Sessions had also asked Huber in 2017 to look into issues related to the sale of Uranium One and allegations that former Secretary of State Hillary Clinton had been improperly involved in the process, as well as broader claims of corruption at the Clinton Foundation. Barr seemed to suggest that what evidence Huber found, if any, may soon be revealed.
“The other issues [Huber has] been working on relate to Hillary Clinton” are “winding down and hopefully we’ll be in a position to bring those to fruition,” Barr said.
In regards to the DOJ inspector general investigation, Barr said he would not describe Horowitz’s role as small, but rather as very specific. “He’s looking at a discrete area that is, you know, important, which is the use of electronic surveillance that was targeted at Carter Page,” Barr said.
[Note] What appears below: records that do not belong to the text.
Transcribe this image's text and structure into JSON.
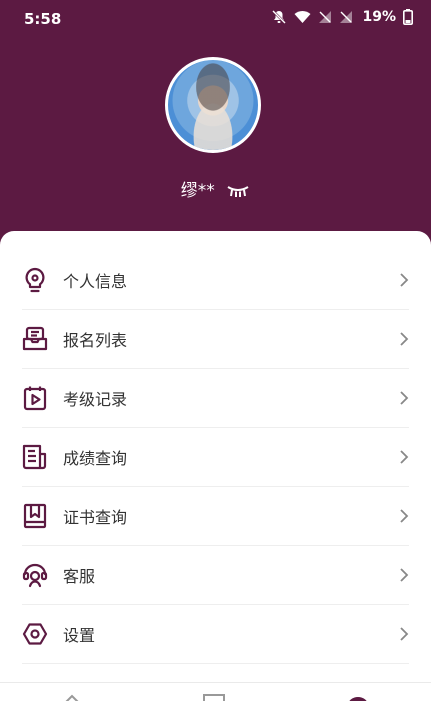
{
  "status_bar": {
    "time": "5:58",
    "battery": "19%"
  },
  "profile": {
    "name": "缪**"
  },
  "menu": [
    {
      "label": "个人信息",
      "icon": "lightbulb-icon"
    },
    {
      "label": "报名列表",
      "icon": "inbox-icon"
    },
    {
      "label": "考级记录",
      "icon": "calendar-play-icon"
    },
    {
      "label": "成绩查询",
      "icon": "document-icon"
    },
    {
      "label": "证书查询",
      "icon": "certificate-icon"
    },
    {
      "label": "客服",
      "icon": "customer-service-icon"
    },
    {
      "label": "设置",
      "icon": "hexagon-settings-icon"
    }
  ],
  "colors": {
    "brand": "#5c1a42",
    "text": "#333333",
    "chevron": "#888888"
  }
}
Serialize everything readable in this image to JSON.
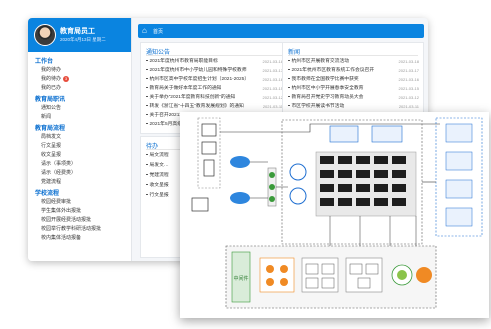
{
  "user": {
    "name": "教育局员工",
    "date": "2020年4月13日 星期二"
  },
  "sidebar": {
    "sections": [
      {
        "title": "工作台",
        "items": [
          "我的待办",
          "我的待办",
          "我的已办"
        ]
      },
      {
        "title": "教育局职讯",
        "items": [
          "通知公告",
          "新闻"
        ]
      },
      {
        "title": "教育局流程",
        "items": [
          "局档发文",
          "行文呈报",
          "收文呈报",
          "请示（事项类）",
          "请示（经费类）",
          "党建流程"
        ]
      },
      {
        "title": "学校流程",
        "items": [
          "校园经费审批",
          "学生集体外出报批",
          "校园开展经费活动报批",
          "校园举行教学科研活动报批",
          "校内集体活动报备"
        ]
      }
    ],
    "badge": "3"
  },
  "main": {
    "home_label": "首页"
  },
  "notices": {
    "title": "通知公告",
    "rows": [
      {
        "text": "2021年度杭州市教育局职能目标",
        "date": "2021-03-18"
      },
      {
        "text": "2021年度杭州市中小学幼儿园和特殊学校教师",
        "date": "2021-03-17"
      },
      {
        "text": "杭州市区高中学校年度招生计划（2021-2025）",
        "date": "2021-03-16"
      },
      {
        "text": "教育局关于做好本年度工作的通知",
        "date": "2021-03-15"
      },
      {
        "text": "关于举办“2021年度教育科技创新”的通知",
        "date": "2021-03-12"
      },
      {
        "text": "转发《浙江省“十四五”教育发展规划》的通知",
        "date": "2021-03-11"
      },
      {
        "text": "关于召开2021年第一季度工作部署会议的通知",
        "date": "2021-03-10"
      },
      {
        "text": "2021年5月高级教师职称评审相关通知",
        "date": "2021-03-09"
      }
    ]
  },
  "news": {
    "title": "新闻",
    "rows": [
      {
        "text": "杭州市区开展教育交流活动",
        "date": "2021-03-18"
      },
      {
        "text": "2021年杭州市区教育系统工作会议召开",
        "date": "2021-03-17"
      },
      {
        "text": "我市教师在全国教学比赛中获奖",
        "date": "2021-03-16"
      },
      {
        "text": "杭州市区中小学开展春季安全教育",
        "date": "2021-03-15"
      },
      {
        "text": "教育局召开党史学习教育动员大会",
        "date": "2021-03-12"
      },
      {
        "text": "市区学校开展读书节活动",
        "date": "2021-03-11"
      },
      {
        "text": "杭州市区第二批名校集团化办学",
        "date": "2021-03-10"
      }
    ]
  },
  "todo": {
    "title": "待办",
    "rows": [
      "局文流程",
      "局发文…",
      "党建流程",
      "收文呈报",
      "行文呈报"
    ]
  },
  "diagram": {
    "zone_label": "中间件",
    "accent": "#1f6fd1",
    "orange": "#f08a24",
    "green": "#3a9a3a"
  }
}
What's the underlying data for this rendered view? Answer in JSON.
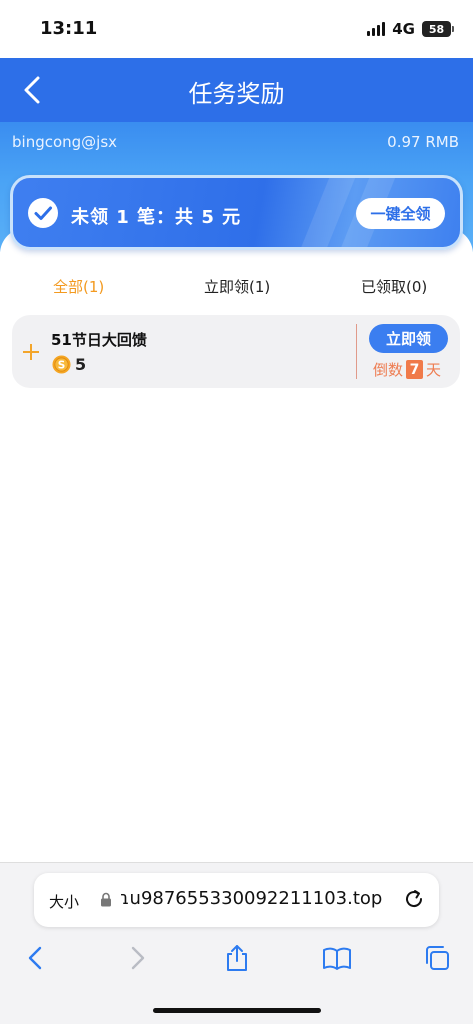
{
  "status_bar": {
    "time": "13:11",
    "network": "4G",
    "battery": "58"
  },
  "header": {
    "title": "任务奖励",
    "back_icon": "chevron-left-icon"
  },
  "account": {
    "username": "bingcong@jsx",
    "balance": "0.97 RMB"
  },
  "summary": {
    "text": "未领 1 笔：共 5 元",
    "claim_all_label": "一键全领",
    "icon": "check-circle-icon"
  },
  "tabs": [
    {
      "label": "全部(1)",
      "active": true
    },
    {
      "label": "立即领(1)",
      "active": false
    },
    {
      "label": "已领取(0)",
      "active": false
    }
  ],
  "tasks": [
    {
      "title": "51节日大回馈",
      "reward": "5",
      "claim_label": "立即领",
      "countdown_prefix": "倒数",
      "countdown_days": "7",
      "countdown_suffix": "天"
    }
  ],
  "browser": {
    "text_size_label": "大小",
    "url": "ɿu987655330092211103.top",
    "toolbar": [
      "back-icon",
      "forward-icon",
      "share-icon",
      "bookmarks-icon",
      "tabs-icon"
    ]
  },
  "colors": {
    "brand_blue": "#2d6fe8",
    "active_tab": "#f39a20",
    "countdown": "#ee7d52"
  }
}
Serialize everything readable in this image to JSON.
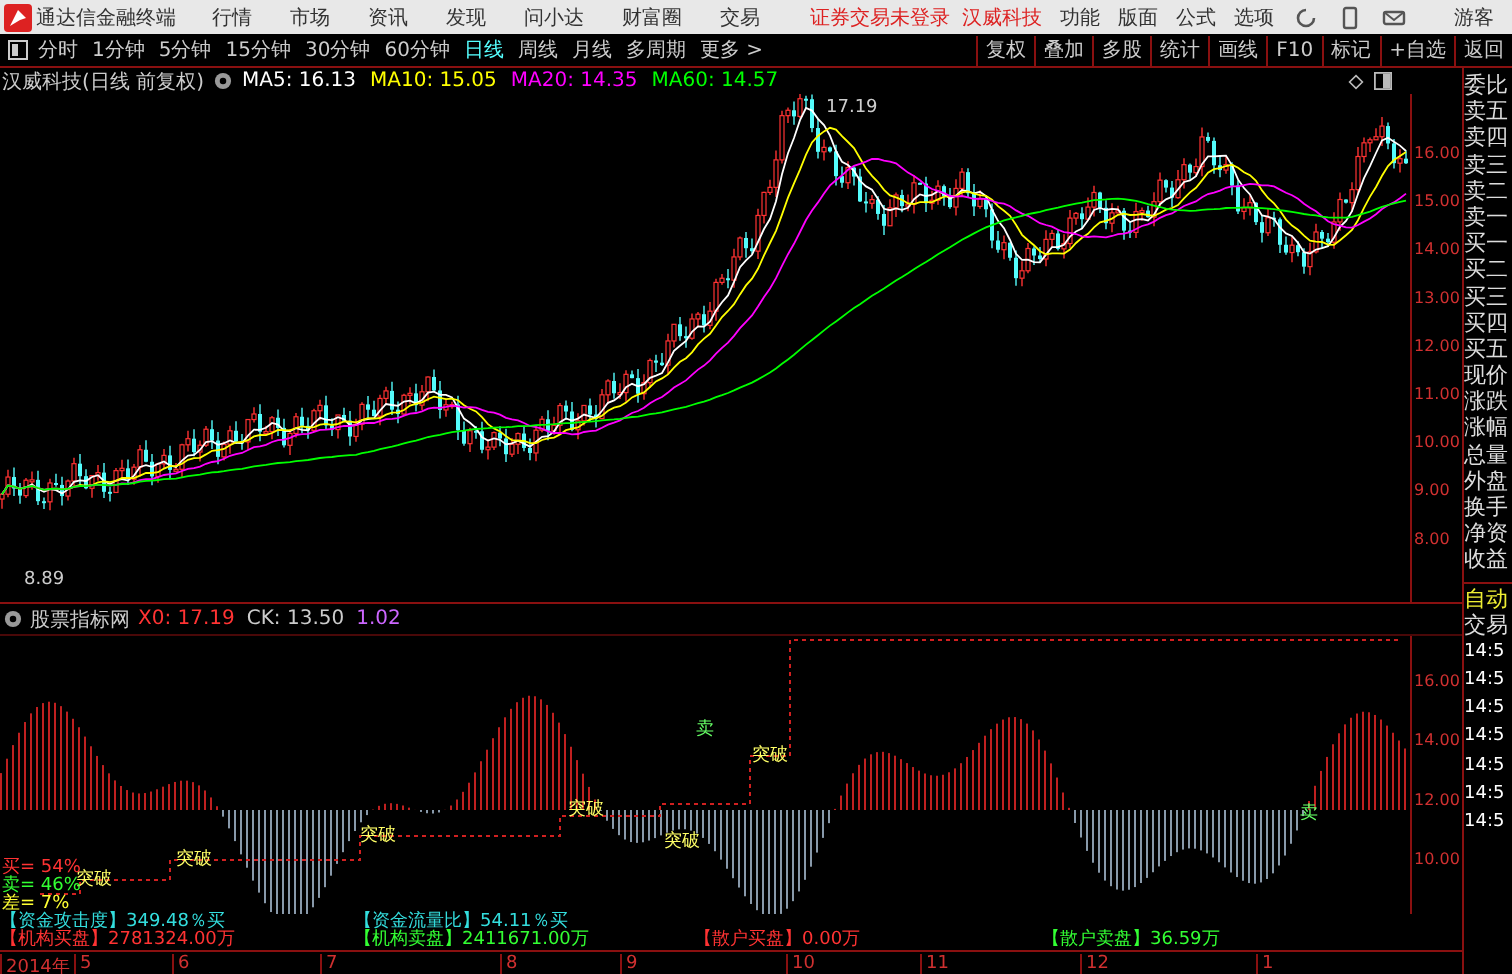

Page was a former Trump campaign adviser who was surveilled by the DOJ and the FBI for months beginning in October 2016.
(…) Barr, who has said that Horowitz’s probe should be ending in May or June, called him a “superb government official” in this latest interview, but pointed out that Horowitz “has limited powers.”
“He doesn’t have the power to compel testimony, he doesn’t have the power really to investigate beyond the current cast of characters at the Department of Justice,” Barr said. “His ability to get information from former officials or from other agencies outside the department is very limited.”
That’s why Barr said he selected Durham, a U.S. attorney for Connecticut, to head up DOJ’s newest inquiry. Barr was recently given broad declassification authority by Trump, and Durham will have greater investigative powers than Horowitz has at his disposal. Barr praised Durham, saying, “He has, over the years, been used by both Republican and Democratic attorneys general to investigate these kinds of activities. And he’s always gotten the most laudatory feedback from his work. So there’s no doubt in my mind that he’s going to conduct a thorough and fair review of this.”
Barr defended his scrutiny of the actions of the DOJ and FBI in his interview, saying, “I think it’s important to understand what basis there was for launching counterintelligence activities against a political campaign, which is the core of our … First Amendment liberties in this country.”
“And what was the predicate for it? What was the hurdle that had to be crossed? What was the process? Who had to approve it? And including the electronic surveillance, whatever electronic surveillance was done? And was everyone operating in their proper lane?” Barr asked.” (Read more: Washington Examiner, 5/31/2019)